TASK MATERIAL>
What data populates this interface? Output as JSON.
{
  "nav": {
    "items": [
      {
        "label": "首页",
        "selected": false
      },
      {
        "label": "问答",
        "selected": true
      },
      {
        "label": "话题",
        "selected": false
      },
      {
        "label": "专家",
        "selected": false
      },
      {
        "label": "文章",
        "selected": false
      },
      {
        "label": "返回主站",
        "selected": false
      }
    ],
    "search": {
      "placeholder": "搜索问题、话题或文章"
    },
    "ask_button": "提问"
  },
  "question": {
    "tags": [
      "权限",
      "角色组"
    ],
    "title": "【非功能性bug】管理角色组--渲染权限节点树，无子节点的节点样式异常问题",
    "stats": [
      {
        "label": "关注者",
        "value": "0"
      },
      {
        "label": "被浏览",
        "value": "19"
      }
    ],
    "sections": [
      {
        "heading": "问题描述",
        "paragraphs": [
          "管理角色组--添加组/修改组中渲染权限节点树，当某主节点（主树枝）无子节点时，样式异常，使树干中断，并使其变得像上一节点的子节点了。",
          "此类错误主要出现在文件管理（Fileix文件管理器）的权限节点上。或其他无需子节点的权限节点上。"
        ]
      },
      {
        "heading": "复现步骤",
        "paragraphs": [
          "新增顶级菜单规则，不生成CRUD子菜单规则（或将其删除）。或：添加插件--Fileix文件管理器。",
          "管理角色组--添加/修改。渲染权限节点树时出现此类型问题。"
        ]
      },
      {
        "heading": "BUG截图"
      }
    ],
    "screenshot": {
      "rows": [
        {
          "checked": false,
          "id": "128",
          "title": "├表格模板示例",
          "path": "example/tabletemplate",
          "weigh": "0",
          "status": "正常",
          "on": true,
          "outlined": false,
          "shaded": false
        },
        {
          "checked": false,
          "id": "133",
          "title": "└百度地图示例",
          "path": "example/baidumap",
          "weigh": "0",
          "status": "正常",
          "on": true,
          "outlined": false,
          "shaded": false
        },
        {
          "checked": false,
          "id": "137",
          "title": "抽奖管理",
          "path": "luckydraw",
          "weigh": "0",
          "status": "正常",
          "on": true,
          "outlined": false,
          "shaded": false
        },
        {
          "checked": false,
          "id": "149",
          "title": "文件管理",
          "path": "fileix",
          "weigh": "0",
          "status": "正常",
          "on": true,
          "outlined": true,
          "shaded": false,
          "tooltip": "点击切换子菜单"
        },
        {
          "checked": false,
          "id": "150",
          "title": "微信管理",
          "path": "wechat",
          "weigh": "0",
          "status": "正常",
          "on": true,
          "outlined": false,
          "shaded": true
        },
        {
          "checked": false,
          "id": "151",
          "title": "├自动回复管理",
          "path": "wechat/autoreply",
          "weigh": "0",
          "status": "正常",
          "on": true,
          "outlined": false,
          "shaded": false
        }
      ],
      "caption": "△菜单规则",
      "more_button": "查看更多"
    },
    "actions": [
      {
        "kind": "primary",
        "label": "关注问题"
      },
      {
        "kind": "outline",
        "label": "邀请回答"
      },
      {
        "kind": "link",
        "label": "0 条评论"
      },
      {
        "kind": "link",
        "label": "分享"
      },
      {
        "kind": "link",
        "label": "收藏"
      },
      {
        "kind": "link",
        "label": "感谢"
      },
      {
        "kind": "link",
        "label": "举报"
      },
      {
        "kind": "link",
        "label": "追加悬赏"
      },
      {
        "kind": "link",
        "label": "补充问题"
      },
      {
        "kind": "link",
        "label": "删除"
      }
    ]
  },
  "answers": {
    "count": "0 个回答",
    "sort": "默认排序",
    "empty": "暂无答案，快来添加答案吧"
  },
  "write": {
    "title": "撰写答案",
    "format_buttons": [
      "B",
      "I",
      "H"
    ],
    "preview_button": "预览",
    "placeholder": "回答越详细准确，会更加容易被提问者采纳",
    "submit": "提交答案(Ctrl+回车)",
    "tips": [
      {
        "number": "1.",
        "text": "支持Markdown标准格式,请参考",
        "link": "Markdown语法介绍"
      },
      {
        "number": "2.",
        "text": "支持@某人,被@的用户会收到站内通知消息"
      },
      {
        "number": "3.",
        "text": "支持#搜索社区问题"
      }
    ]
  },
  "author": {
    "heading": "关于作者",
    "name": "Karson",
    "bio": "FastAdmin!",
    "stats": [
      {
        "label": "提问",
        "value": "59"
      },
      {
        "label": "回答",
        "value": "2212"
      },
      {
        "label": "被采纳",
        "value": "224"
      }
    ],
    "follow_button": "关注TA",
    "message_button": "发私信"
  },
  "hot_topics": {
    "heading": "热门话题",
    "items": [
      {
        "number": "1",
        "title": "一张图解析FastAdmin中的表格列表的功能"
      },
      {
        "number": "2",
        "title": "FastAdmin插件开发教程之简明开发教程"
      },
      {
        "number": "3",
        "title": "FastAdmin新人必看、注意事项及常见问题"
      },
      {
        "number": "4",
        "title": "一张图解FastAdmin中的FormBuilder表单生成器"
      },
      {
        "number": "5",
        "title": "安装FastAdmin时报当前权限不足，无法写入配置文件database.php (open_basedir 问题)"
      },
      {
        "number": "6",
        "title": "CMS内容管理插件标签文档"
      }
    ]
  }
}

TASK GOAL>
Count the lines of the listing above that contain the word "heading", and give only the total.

WRITTEN RESPONSE>
5